Exercise directions: Could you copy out all the lines in the material below where the word "JSON" occurs?

•••

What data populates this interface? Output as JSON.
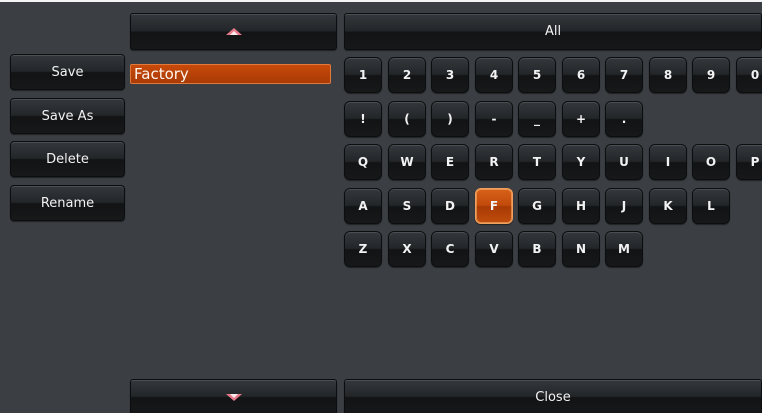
{
  "nav": {
    "up_icon": "chevron-up-icon",
    "down_icon": "chevron-down-icon"
  },
  "filter": {
    "label": "All"
  },
  "actions": {
    "save": "Save",
    "save_as": "Save As",
    "delete": "Delete",
    "rename": "Rename"
  },
  "list": {
    "items": [
      "Factory"
    ],
    "selected_index": 0
  },
  "keyboard": {
    "rows": [
      [
        "1",
        "2",
        "3",
        "4",
        "5",
        "6",
        "7",
        "8",
        "9",
        "0"
      ],
      [
        "!",
        "(",
        ")",
        "-",
        "_",
        "+",
        "."
      ],
      [
        "Q",
        "W",
        "E",
        "R",
        "T",
        "Y",
        "U",
        "I",
        "O",
        "P"
      ],
      [
        "A",
        "S",
        "D",
        "F",
        "G",
        "H",
        "J",
        "K",
        "L"
      ],
      [
        "Z",
        "X",
        "C",
        "V",
        "B",
        "N",
        "M"
      ]
    ],
    "active_key": "F"
  },
  "footer": {
    "close": "Close"
  },
  "colors": {
    "background": "#3b3f43",
    "button": "#1d2023",
    "accent": "#c24a0a",
    "arrow": "#e57a8a"
  }
}
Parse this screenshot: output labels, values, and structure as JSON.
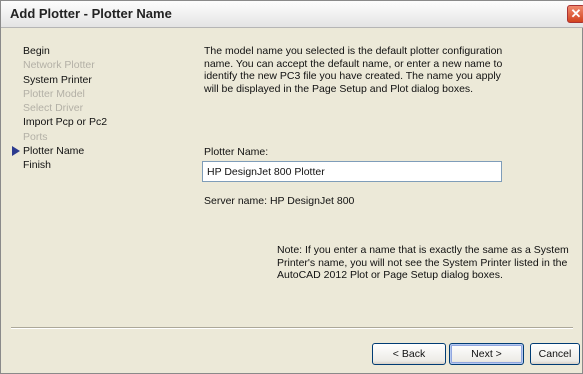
{
  "window": {
    "title": "Add Plotter - Plotter Name",
    "close_symbol": "✕",
    "close_icon": "close-icon"
  },
  "steps": [
    {
      "label": "Begin",
      "enabled": true,
      "current": false
    },
    {
      "label": "Network Plotter",
      "enabled": false,
      "current": false
    },
    {
      "label": "System Printer",
      "enabled": true,
      "current": false
    },
    {
      "label": "Plotter Model",
      "enabled": false,
      "current": false
    },
    {
      "label": "Select Driver",
      "enabled": false,
      "current": false
    },
    {
      "label": "Import Pcp or Pc2",
      "enabled": true,
      "current": false
    },
    {
      "label": "Ports",
      "enabled": false,
      "current": false
    },
    {
      "label": "Plotter Name",
      "enabled": true,
      "current": true
    },
    {
      "label": "Finish",
      "enabled": true,
      "current": false
    }
  ],
  "current_step_icon": "arrow-right-icon",
  "content": {
    "description": "The model name you selected is the default plotter configuration name. You can accept the default name, or enter a new name to identify the new PC3 file you have created. The name you apply will be displayed in the Page Setup and Plot dialog boxes.",
    "plotter_name_label": "Plotter Name:",
    "plotter_name_value": "HP DesignJet 800 Plotter",
    "server_name": "Server name: HP DesignJet 800",
    "note": "Note: If you enter a name that is exactly the same as a System Printer's name, you will not see the System Printer listed in the AutoCAD 2012 Plot or Page Setup dialog boxes."
  },
  "buttons": {
    "back": "< Back",
    "next": "Next >",
    "cancel": "Cancel"
  }
}
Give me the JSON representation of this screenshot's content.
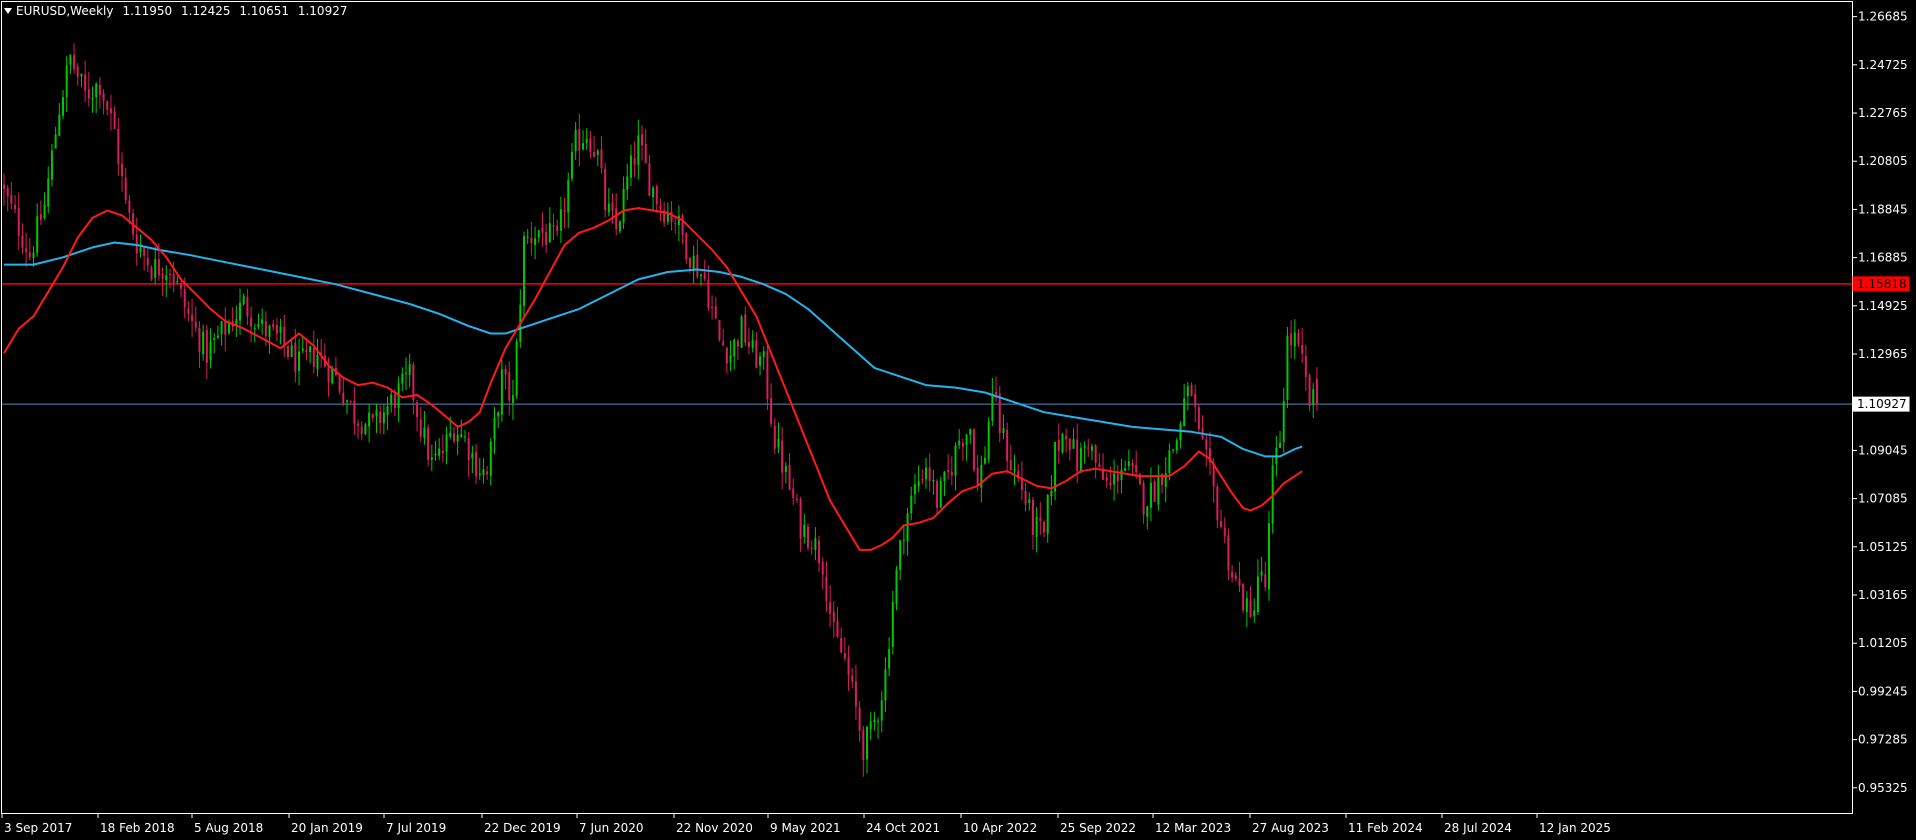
{
  "header": {
    "symbol_tf": "EURUSD,Weekly",
    "open": "1.11950",
    "high": "1.12425",
    "low": "1.10651",
    "close": "1.10927"
  },
  "colors": {
    "background": "#000000",
    "frame": "#ffffff",
    "bull": "#00c800",
    "bear": "#d81e5b",
    "ma_fast": "#ff1a1a",
    "ma_slow": "#22b5ec",
    "hline_red": "#ff0000",
    "hline_current": "#4f8fc0",
    "text": "#ffffff"
  },
  "chart_data": {
    "type": "candlestick",
    "symbol": "EURUSD",
    "timeframe": "Weekly",
    "ylim": [
      0.943,
      1.2728
    ],
    "y_ticks": [
      "1.26685",
      "1.24725",
      "1.22765",
      "1.20805",
      "1.18845",
      "1.16885",
      "1.14925",
      "1.12965",
      "1.11005",
      "1.09045",
      "1.07085",
      "1.05125",
      "1.03165",
      "1.01205",
      "0.99245",
      "0.97285",
      "0.95325"
    ],
    "x_ticks": [
      "3 Sep 2017",
      "18 Feb 2018",
      "5 Aug 2018",
      "20 Jan 2019",
      "7 Jul 2019",
      "22 Dec 2019",
      "7 Jun 2020",
      "22 Nov 2020",
      "9 May 2021",
      "24 Oct 2021",
      "10 Apr 2022",
      "25 Sep 2022",
      "12 Mar 2023",
      "27 Aug 2023",
      "11 Feb 2024",
      "28 Jul 2024",
      "12 Jan 2025"
    ],
    "horizontal_lines": [
      {
        "value": 1.15818,
        "label": "1.15818",
        "color": "#ff0000"
      },
      {
        "value": 1.10927,
        "label": "1.10927",
        "color": "#4f8fc0"
      }
    ],
    "close_anchors": [
      [
        0,
        1.195
      ],
      [
        3,
        1.185
      ],
      [
        7,
        1.17
      ],
      [
        11,
        1.19
      ],
      [
        15,
        1.23
      ],
      [
        18,
        1.25
      ],
      [
        22,
        1.235
      ],
      [
        26,
        1.24
      ],
      [
        30,
        1.22
      ],
      [
        33,
        1.19
      ],
      [
        36,
        1.175
      ],
      [
        40,
        1.165
      ],
      [
        45,
        1.165
      ],
      [
        50,
        1.145
      ],
      [
        55,
        1.13
      ],
      [
        60,
        1.14
      ],
      [
        65,
        1.15
      ],
      [
        70,
        1.14
      ],
      [
        75,
        1.135
      ],
      [
        80,
        1.125
      ],
      [
        85,
        1.13
      ],
      [
        90,
        1.12
      ],
      [
        95,
        1.105
      ],
      [
        100,
        1.1
      ],
      [
        105,
        1.11
      ],
      [
        110,
        1.12
      ],
      [
        113,
        1.1
      ],
      [
        116,
        1.085
      ],
      [
        119,
        1.09
      ],
      [
        122,
        1.1
      ],
      [
        125,
        1.095
      ],
      [
        128,
        1.085
      ],
      [
        131,
        1.08
      ],
      [
        135,
        1.12
      ],
      [
        138,
        1.11
      ],
      [
        141,
        1.175
      ],
      [
        145,
        1.18
      ],
      [
        150,
        1.175
      ],
      [
        155,
        1.215
      ],
      [
        158,
        1.22
      ],
      [
        161,
        1.21
      ],
      [
        163,
        1.19
      ],
      [
        166,
        1.18
      ],
      [
        169,
        1.2
      ],
      [
        172,
        1.215
      ],
      [
        175,
        1.2
      ],
      [
        178,
        1.19
      ],
      [
        182,
        1.185
      ],
      [
        186,
        1.17
      ],
      [
        190,
        1.16
      ],
      [
        194,
        1.135
      ],
      [
        197,
        1.13
      ],
      [
        200,
        1.14
      ],
      [
        203,
        1.13
      ],
      [
        206,
        1.125
      ],
      [
        209,
        1.095
      ],
      [
        213,
        1.075
      ],
      [
        216,
        1.06
      ],
      [
        219,
        1.055
      ],
      [
        222,
        1.045
      ],
      [
        225,
        1.015
      ],
      [
        228,
        1.005
      ],
      [
        231,
        0.985
      ],
      [
        233,
        0.97
      ],
      [
        235,
        0.975
      ],
      [
        237,
        0.985
      ],
      [
        239,
        1.0
      ],
      [
        241,
        1.03
      ],
      [
        244,
        1.06
      ],
      [
        247,
        1.075
      ],
      [
        250,
        1.085
      ],
      [
        253,
        1.07
      ],
      [
        256,
        1.08
      ],
      [
        259,
        1.095
      ],
      [
        262,
        1.1
      ],
      [
        264,
        1.075
      ],
      [
        266,
        1.09
      ],
      [
        268,
        1.115
      ],
      [
        270,
        1.1
      ],
      [
        273,
        1.085
      ],
      [
        276,
        1.075
      ],
      [
        279,
        1.06
      ],
      [
        282,
        1.055
      ],
      [
        285,
        1.09
      ],
      [
        288,
        1.1
      ],
      [
        291,
        1.085
      ],
      [
        294,
        1.095
      ],
      [
        297,
        1.08
      ],
      [
        300,
        1.075
      ],
      [
        303,
        1.085
      ],
      [
        306,
        1.08
      ],
      [
        309,
        1.07
      ],
      [
        312,
        1.075
      ],
      [
        315,
        1.085
      ],
      [
        318,
        1.095
      ],
      [
        320,
        1.11
      ],
      [
        322,
        1.115
      ],
      [
        324,
        1.095
      ],
      [
        327,
        1.08
      ],
      [
        330,
        1.06
      ],
      [
        333,
        1.04
      ],
      [
        336,
        1.03
      ],
      [
        338,
        1.02
      ],
      [
        340,
        1.04
      ],
      [
        342,
        1.035
      ],
      [
        344,
        1.08
      ],
      [
        346,
        1.095
      ],
      [
        348,
        1.135
      ],
      [
        350,
        1.135
      ],
      [
        352,
        1.125
      ],
      [
        354,
        1.11
      ]
    ],
    "ma_fast": {
      "name": "",
      "color": "#ff1a1a",
      "points": [
        [
          0,
          1.13
        ],
        [
          4,
          1.14
        ],
        [
          8,
          1.145
        ],
        [
          12,
          1.155
        ],
        [
          16,
          1.165
        ],
        [
          20,
          1.177
        ],
        [
          24,
          1.185
        ],
        [
          28,
          1.188
        ],
        [
          32,
          1.186
        ],
        [
          36,
          1.181
        ],
        [
          40,
          1.176
        ],
        [
          44,
          1.169
        ],
        [
          48,
          1.16
        ],
        [
          52,
          1.154
        ],
        [
          56,
          1.148
        ],
        [
          60,
          1.143
        ],
        [
          65,
          1.14
        ],
        [
          70,
          1.136
        ],
        [
          75,
          1.132
        ],
        [
          80,
          1.138
        ],
        [
          84,
          1.133
        ],
        [
          88,
          1.125
        ],
        [
          92,
          1.12
        ],
        [
          96,
          1.117
        ],
        [
          100,
          1.118
        ],
        [
          104,
          1.116
        ],
        [
          108,
          1.112
        ],
        [
          112,
          1.113
        ],
        [
          116,
          1.109
        ],
        [
          120,
          1.104
        ],
        [
          123,
          1.1
        ],
        [
          126,
          1.102
        ],
        [
          129,
          1.106
        ],
        [
          132,
          1.118
        ],
        [
          136,
          1.132
        ],
        [
          140,
          1.142
        ],
        [
          144,
          1.152
        ],
        [
          148,
          1.163
        ],
        [
          152,
          1.174
        ],
        [
          156,
          1.179
        ],
        [
          160,
          1.181
        ],
        [
          164,
          1.184
        ],
        [
          168,
          1.188
        ],
        [
          172,
          1.189
        ],
        [
          176,
          1.188
        ],
        [
          180,
          1.187
        ],
        [
          184,
          1.184
        ],
        [
          188,
          1.178
        ],
        [
          192,
          1.172
        ],
        [
          196,
          1.165
        ],
        [
          200,
          1.155
        ],
        [
          204,
          1.145
        ],
        [
          208,
          1.13
        ],
        [
          212,
          1.115
        ],
        [
          216,
          1.1
        ],
        [
          220,
          1.085
        ],
        [
          224,
          1.07
        ],
        [
          228,
          1.06
        ],
        [
          232,
          1.05
        ],
        [
          235,
          1.05
        ],
        [
          238,
          1.052
        ],
        [
          241,
          1.055
        ],
        [
          244,
          1.06
        ],
        [
          248,
          1.061
        ],
        [
          252,
          1.063
        ],
        [
          256,
          1.069
        ],
        [
          260,
          1.074
        ],
        [
          264,
          1.076
        ],
        [
          268,
          1.081
        ],
        [
          272,
          1.082
        ],
        [
          276,
          1.079
        ],
        [
          280,
          1.076
        ],
        [
          284,
          1.075
        ],
        [
          288,
          1.078
        ],
        [
          292,
          1.082
        ],
        [
          296,
          1.083
        ],
        [
          300,
          1.082
        ],
        [
          304,
          1.081
        ],
        [
          308,
          1.08
        ],
        [
          312,
          1.08
        ],
        [
          316,
          1.08
        ],
        [
          320,
          1.084
        ],
        [
          324,
          1.09
        ],
        [
          327,
          1.087
        ],
        [
          330,
          1.08
        ],
        [
          333,
          1.073
        ],
        [
          336,
          1.067
        ],
        [
          338,
          1.066
        ],
        [
          341,
          1.068
        ],
        [
          344,
          1.072
        ],
        [
          347,
          1.077
        ],
        [
          350,
          1.08
        ],
        [
          352,
          1.082
        ]
      ]
    },
    "ma_slow": {
      "name": "",
      "color": "#22b5ec",
      "points": [
        [
          0,
          1.166
        ],
        [
          8,
          1.166
        ],
        [
          16,
          1.169
        ],
        [
          24,
          1.173
        ],
        [
          30,
          1.175
        ],
        [
          36,
          1.174
        ],
        [
          42,
          1.172
        ],
        [
          50,
          1.17
        ],
        [
          60,
          1.167
        ],
        [
          70,
          1.164
        ],
        [
          80,
          1.161
        ],
        [
          90,
          1.158
        ],
        [
          100,
          1.154
        ],
        [
          110,
          1.15
        ],
        [
          118,
          1.146
        ],
        [
          126,
          1.141
        ],
        [
          132,
          1.138
        ],
        [
          136,
          1.138
        ],
        [
          140,
          1.14
        ],
        [
          148,
          1.144
        ],
        [
          156,
          1.148
        ],
        [
          164,
          1.154
        ],
        [
          172,
          1.16
        ],
        [
          180,
          1.163
        ],
        [
          188,
          1.164
        ],
        [
          194,
          1.163
        ],
        [
          200,
          1.161
        ],
        [
          206,
          1.158
        ],
        [
          212,
          1.154
        ],
        [
          218,
          1.148
        ],
        [
          224,
          1.14
        ],
        [
          230,
          1.132
        ],
        [
          236,
          1.124
        ],
        [
          242,
          1.121
        ],
        [
          250,
          1.117
        ],
        [
          258,
          1.116
        ],
        [
          266,
          1.114
        ],
        [
          274,
          1.11
        ],
        [
          282,
          1.106
        ],
        [
          290,
          1.104
        ],
        [
          298,
          1.102
        ],
        [
          306,
          1.1
        ],
        [
          314,
          1.099
        ],
        [
          322,
          1.098
        ],
        [
          330,
          1.096
        ],
        [
          336,
          1.091
        ],
        [
          342,
          1.088
        ],
        [
          346,
          1.088
        ],
        [
          350,
          1.091
        ],
        [
          352,
          1.092
        ]
      ]
    }
  }
}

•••

Completed exercise:
What data populates this interface? Output as JSON.
Parse this screenshot: output labels, values, and structure as JSON.
Give me the JSON representation of this screenshot's content.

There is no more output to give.